▶ [What the task requires] Search the entries for the word "true" and return every line where it is found.

· · · · · · ·

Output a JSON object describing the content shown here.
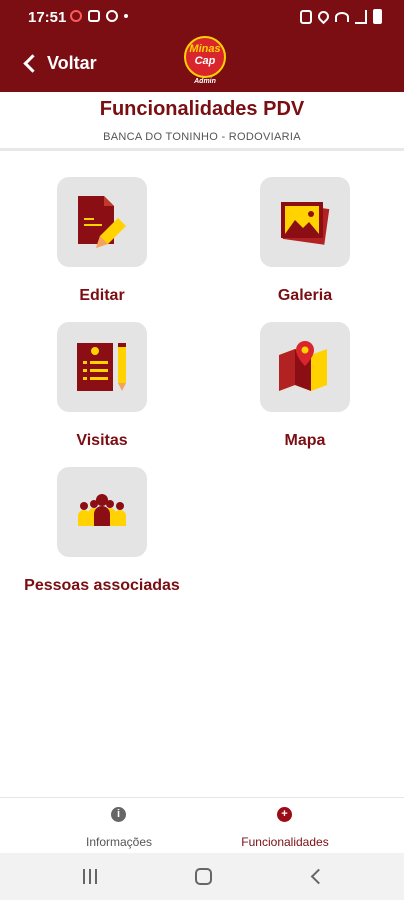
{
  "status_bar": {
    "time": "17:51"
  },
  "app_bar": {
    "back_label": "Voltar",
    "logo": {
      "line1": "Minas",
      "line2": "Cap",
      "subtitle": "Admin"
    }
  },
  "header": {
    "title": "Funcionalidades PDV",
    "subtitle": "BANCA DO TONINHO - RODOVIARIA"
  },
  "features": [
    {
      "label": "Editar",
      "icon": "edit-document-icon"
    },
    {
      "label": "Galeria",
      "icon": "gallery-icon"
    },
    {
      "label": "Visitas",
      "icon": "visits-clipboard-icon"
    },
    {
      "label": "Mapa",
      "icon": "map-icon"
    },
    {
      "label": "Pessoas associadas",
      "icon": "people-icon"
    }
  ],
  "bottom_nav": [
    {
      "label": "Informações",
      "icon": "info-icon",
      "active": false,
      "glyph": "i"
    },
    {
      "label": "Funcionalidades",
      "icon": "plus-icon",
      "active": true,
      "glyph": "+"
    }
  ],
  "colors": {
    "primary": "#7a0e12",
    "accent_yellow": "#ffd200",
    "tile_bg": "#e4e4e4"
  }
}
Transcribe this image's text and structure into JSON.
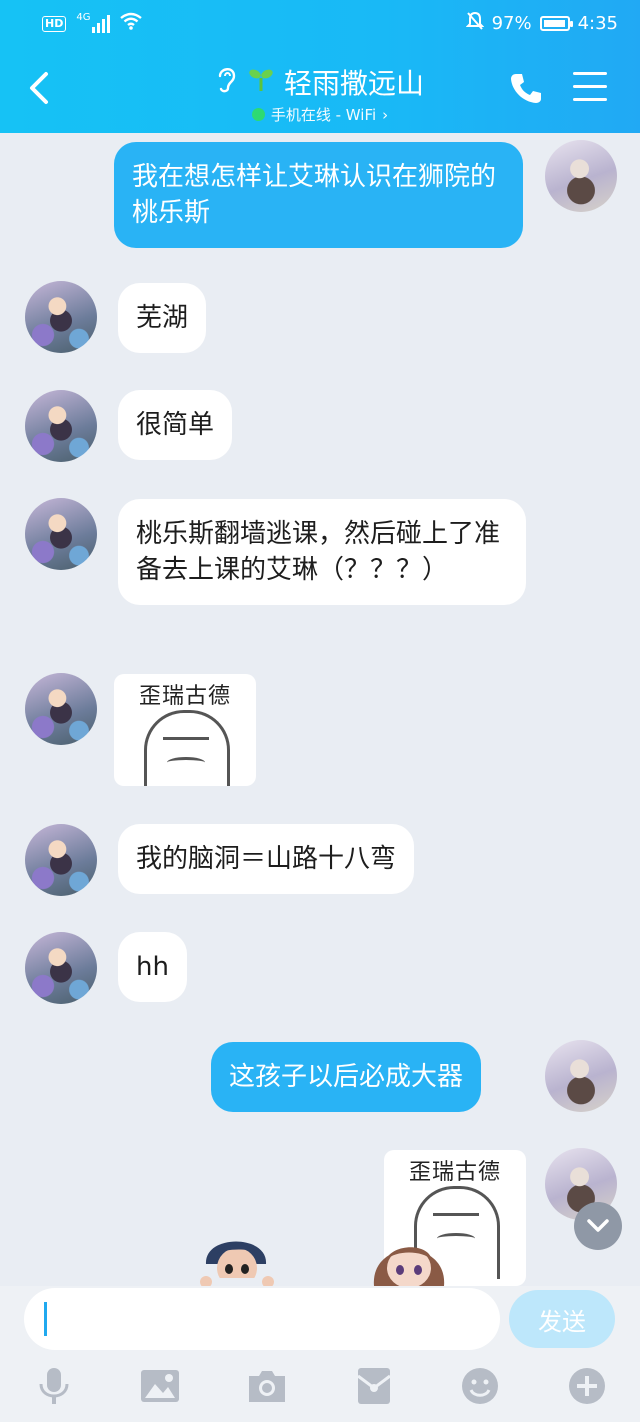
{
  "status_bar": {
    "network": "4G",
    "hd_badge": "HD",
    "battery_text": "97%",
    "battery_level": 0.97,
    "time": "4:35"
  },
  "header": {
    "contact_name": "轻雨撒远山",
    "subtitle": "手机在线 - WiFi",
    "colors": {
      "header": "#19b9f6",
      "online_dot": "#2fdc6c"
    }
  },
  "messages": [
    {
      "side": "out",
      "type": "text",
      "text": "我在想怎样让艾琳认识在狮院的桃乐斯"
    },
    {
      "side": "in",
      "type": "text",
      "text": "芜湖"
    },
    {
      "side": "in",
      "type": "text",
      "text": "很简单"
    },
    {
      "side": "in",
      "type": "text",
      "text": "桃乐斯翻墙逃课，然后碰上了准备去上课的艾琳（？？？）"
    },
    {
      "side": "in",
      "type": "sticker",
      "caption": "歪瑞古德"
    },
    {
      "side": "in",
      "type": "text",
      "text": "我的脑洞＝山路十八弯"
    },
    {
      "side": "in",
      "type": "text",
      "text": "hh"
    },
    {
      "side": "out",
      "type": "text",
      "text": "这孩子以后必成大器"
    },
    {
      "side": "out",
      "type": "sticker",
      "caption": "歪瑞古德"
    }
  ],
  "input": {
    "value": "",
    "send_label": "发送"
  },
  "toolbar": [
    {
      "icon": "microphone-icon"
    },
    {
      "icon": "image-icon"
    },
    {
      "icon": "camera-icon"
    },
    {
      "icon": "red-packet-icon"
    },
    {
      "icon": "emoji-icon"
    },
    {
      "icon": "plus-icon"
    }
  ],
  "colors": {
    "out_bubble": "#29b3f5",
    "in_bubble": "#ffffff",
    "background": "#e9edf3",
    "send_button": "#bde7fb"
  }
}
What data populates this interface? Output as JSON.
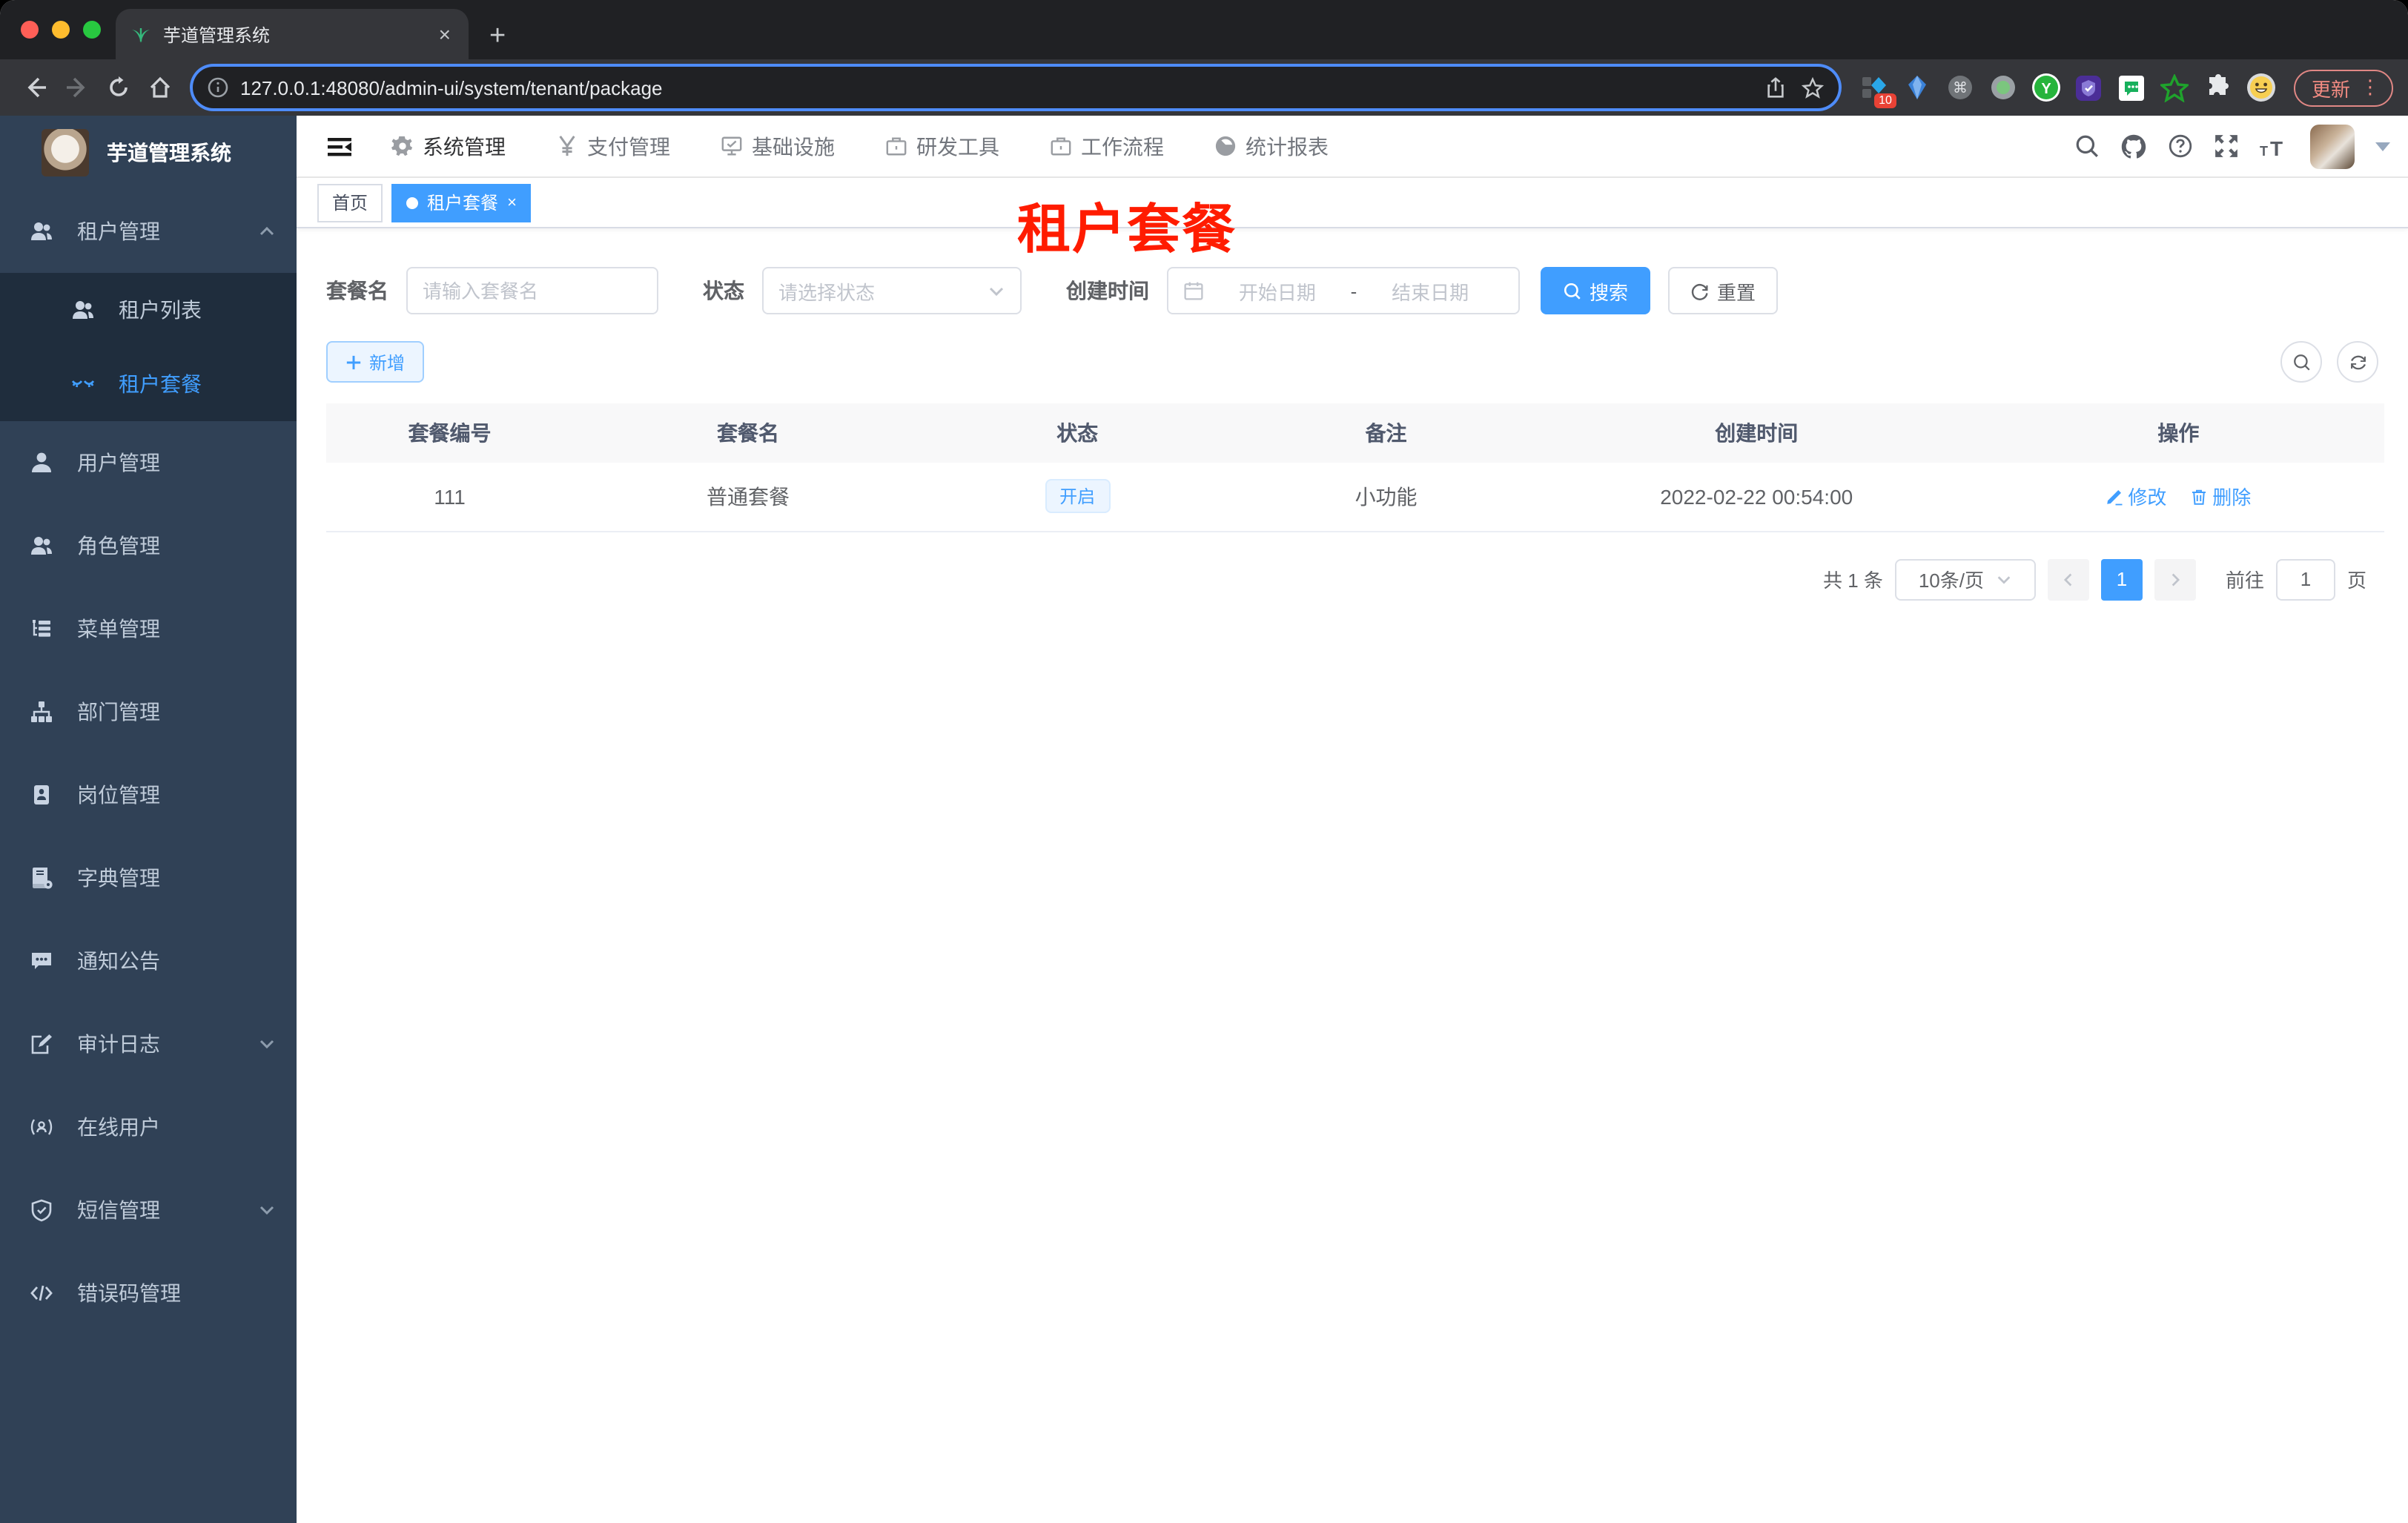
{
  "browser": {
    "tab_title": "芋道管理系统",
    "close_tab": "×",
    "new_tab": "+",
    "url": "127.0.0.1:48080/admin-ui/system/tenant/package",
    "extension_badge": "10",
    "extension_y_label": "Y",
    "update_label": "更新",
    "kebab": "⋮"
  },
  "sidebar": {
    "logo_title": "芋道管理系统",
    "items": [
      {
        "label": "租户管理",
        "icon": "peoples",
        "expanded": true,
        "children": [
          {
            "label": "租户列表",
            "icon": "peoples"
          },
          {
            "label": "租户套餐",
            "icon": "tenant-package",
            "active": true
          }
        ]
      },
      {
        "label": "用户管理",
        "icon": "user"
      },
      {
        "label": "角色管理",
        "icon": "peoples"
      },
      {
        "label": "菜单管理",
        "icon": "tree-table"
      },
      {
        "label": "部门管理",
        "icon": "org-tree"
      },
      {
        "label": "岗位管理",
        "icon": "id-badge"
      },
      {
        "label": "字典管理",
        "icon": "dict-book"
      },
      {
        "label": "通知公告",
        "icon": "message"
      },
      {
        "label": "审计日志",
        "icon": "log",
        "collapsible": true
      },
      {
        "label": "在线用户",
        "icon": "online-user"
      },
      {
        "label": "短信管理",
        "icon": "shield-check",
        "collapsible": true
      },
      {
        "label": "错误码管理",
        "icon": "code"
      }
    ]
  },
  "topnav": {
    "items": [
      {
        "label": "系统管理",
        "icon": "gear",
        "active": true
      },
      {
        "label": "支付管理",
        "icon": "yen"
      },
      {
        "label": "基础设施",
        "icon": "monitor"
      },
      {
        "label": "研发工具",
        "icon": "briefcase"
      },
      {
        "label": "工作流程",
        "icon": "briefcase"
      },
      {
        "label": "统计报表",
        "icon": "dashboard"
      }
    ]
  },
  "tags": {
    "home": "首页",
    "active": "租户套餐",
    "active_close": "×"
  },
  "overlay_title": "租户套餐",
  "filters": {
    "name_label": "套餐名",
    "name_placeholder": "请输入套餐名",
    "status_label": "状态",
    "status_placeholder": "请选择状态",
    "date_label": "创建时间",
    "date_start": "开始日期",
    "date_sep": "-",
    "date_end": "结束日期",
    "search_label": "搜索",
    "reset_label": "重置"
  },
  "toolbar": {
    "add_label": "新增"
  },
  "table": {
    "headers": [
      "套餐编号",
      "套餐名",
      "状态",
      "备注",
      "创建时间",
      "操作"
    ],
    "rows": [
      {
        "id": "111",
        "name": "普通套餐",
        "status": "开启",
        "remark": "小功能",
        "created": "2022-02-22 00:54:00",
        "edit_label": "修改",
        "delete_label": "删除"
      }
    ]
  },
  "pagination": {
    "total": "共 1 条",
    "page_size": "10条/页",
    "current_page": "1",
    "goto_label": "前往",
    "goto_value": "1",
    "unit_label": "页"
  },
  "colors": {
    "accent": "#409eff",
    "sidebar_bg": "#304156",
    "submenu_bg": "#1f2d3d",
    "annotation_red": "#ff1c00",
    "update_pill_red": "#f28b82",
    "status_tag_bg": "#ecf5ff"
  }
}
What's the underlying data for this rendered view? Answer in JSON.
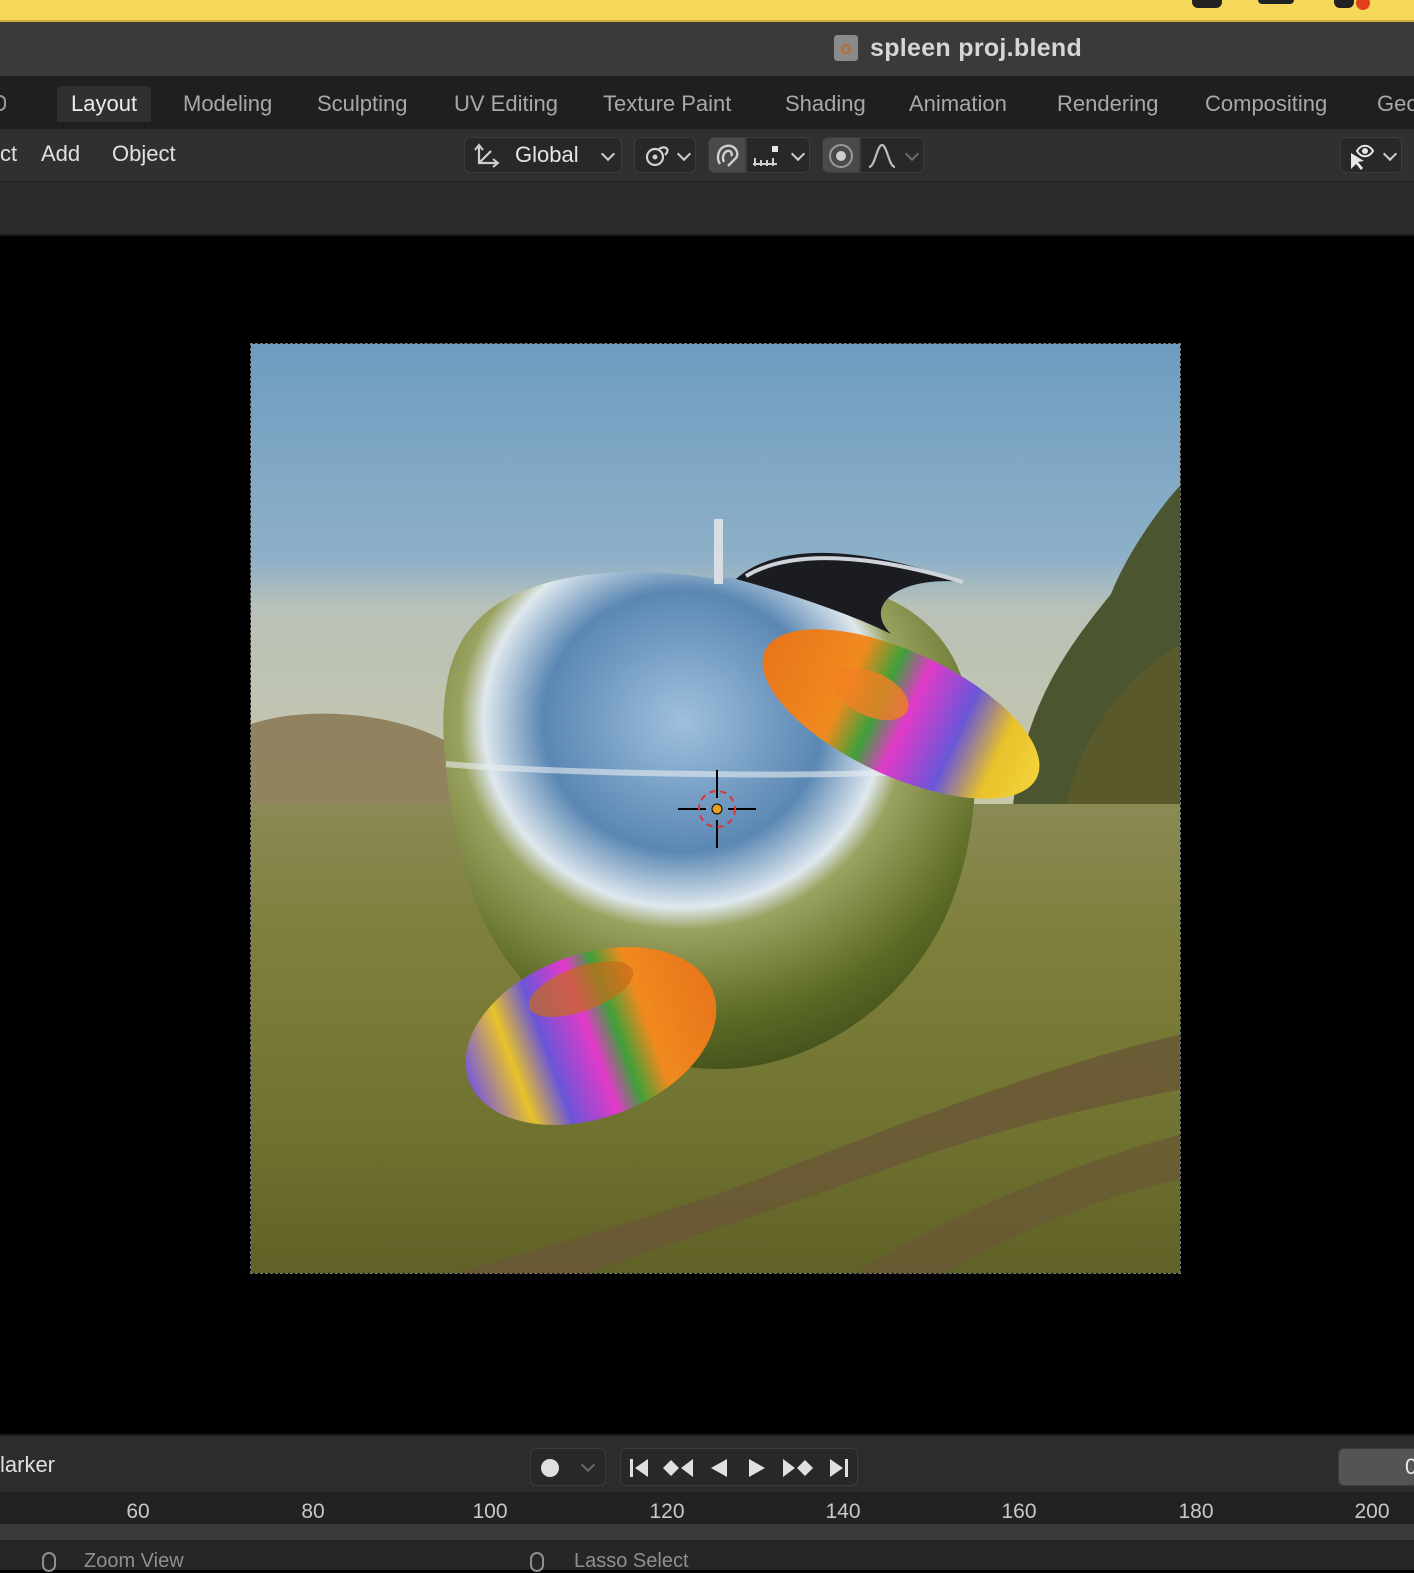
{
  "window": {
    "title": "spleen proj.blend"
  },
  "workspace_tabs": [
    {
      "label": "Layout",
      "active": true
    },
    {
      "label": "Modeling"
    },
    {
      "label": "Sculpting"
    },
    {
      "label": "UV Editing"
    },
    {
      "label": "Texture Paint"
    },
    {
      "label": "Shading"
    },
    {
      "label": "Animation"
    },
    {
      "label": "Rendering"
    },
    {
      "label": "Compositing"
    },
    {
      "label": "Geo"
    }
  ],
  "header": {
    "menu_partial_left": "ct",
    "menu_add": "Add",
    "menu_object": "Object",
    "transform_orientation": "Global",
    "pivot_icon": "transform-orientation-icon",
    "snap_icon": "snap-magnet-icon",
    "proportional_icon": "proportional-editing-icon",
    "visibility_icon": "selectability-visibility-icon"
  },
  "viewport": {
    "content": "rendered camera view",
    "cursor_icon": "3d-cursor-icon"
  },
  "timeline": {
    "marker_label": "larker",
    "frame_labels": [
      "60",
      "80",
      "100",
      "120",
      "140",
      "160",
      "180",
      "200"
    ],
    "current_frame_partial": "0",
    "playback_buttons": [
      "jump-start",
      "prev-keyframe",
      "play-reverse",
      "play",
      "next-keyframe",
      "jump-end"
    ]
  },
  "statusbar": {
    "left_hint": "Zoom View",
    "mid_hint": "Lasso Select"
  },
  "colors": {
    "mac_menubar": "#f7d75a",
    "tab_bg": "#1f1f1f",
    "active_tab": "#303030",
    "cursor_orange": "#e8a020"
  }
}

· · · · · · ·

▶ [Finished task]
      "active": true,
        "expanded": true,
            "active": true
        "collapsible": true
        "collapsible": true
        "active": true
      "active": true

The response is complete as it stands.